Call for Papers: 18th Biennial Conference of the International Society for the History of Rhetoric
from RAIL by Steve
Read the CFP in French, Italian, German, or Spanish
The Eighteenth Biennial Conference of the International Society for the History of Rhetoric (ISHR) will be held in Bologna, Italy, from Monday, July 18th to Friday, July 22, 2011. The biennial Conference of ISHR brings together several hundred specialists in the history of rhetoric from around thirty countries. This will be the first meeting of the Society in Italy since 1993.
SCHOLARLY FOCUS OF THE CONFERENCE
The Society calls for papers that focus on the historical aspect of the theory and practice of rhetoric.

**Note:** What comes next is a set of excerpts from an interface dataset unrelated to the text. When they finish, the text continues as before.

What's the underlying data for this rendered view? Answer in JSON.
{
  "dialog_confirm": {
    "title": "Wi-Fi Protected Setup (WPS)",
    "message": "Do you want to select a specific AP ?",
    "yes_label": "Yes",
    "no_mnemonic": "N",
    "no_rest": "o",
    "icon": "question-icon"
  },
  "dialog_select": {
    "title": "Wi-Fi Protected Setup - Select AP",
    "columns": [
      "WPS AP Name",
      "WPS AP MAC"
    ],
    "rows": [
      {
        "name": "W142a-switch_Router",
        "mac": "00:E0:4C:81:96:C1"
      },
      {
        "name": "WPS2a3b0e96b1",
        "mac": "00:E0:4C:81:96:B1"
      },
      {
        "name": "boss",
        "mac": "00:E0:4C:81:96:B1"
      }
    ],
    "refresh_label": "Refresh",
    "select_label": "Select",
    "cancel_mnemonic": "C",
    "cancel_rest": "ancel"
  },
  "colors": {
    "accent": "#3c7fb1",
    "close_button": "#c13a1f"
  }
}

In honor of the origin of the University of Bologna the main theme of the Conference will be “Rhetoric and Law”. Papers dedicated to this theme will explore points of contact between rhetoric and law and their mutual influence through the centuries.
Papers are also invited on every aspect of the history of rhetoric in all periods and languages and the relationship of rhetoric to poetics, literary theory and criticism, philosophy, politics, art, religion, geographic areas and other elements of the cultural context.
PROCEDURE FOR SUBMISSION
Proposals should be submitted for a 20-minute presentation delivered in English, French, German, Italian, Spanish or Latin. Group proposals are welcome, under the following conditions. The group must consist of 3 speakers dealing with a common theme in order to form a coherent panel. A fourth person responsible for the panel but not delivering a paper of his or her own, has the task of introducing and summarizing the content of the three papers, highlighting the results achieved by the speakers and guiding a preliminary discussion between the panellists before the listeners ask their questions. Each speaker in a panel should submit a proposal form for his or her own paper and send this paper to the head of the panel before the conference; proposals for such papers must specify the panel for which they are intended. In addition, the person who is responsible for the panel must complete and submit a separate form explaining the purpose of the proposed panel.
Proposals for papers and for groups must be submitted on-line (http://www.ishr-web.com/proposition.php).
Please fill out the on-line form carefully. Exceptionally proposals may also be sent by mail to the following address:
Dipartimento di Filologia
Classica e Medioevale, via Zamboni 32
40126 Bologna (Italy).
Guidelines for preparing proposals are provided at the bottom of this message. The length of the abstracts must not exceed 350 words.
DEADLINE FOR PROPOSALS
The deadline for submitting proposals is April 30th, 2010.
Notifications of acceptance will be sent out before the end of August 2010. In a few cases participants may require an earlier acceptance date in order to secure funding. We will try to accommodate such requests if they are made with appropriate documentation.
Information about the Conference, including accommodation at negotiated favorable rates, will be provided during the academic year 2010-2011. The conference registration fee is still to be determined; by way of indication it was around 125 euros / 150 US dollars for the previous conferences. Graduate students and scholars from certain countries may be eligible for reduced registration fees.
Looking forward to your participation,
President of the International Society for the History of Rhetoric
Guidelines for the preparation of proposals :
The members of ISHR come from many countries and academic disciplines. The following guidelines are intended to make it easier for us to come together and understand one another’s proposals. The Program Committee recommends that all proposals contain:
1) a definition – accessible to a non-specialist – of the field of the proposal, including chronological period, language, texts, and other sources;
2) a statement of the problem that will be treated; its place in relation to the present state of research in the field under consideration; its significance for the history of rhetoric;
3) a summary of the stages of argumentation involved in treating the problem;
4) scientific results and advances.
Dan Everett at TEDxPenn
1 day ago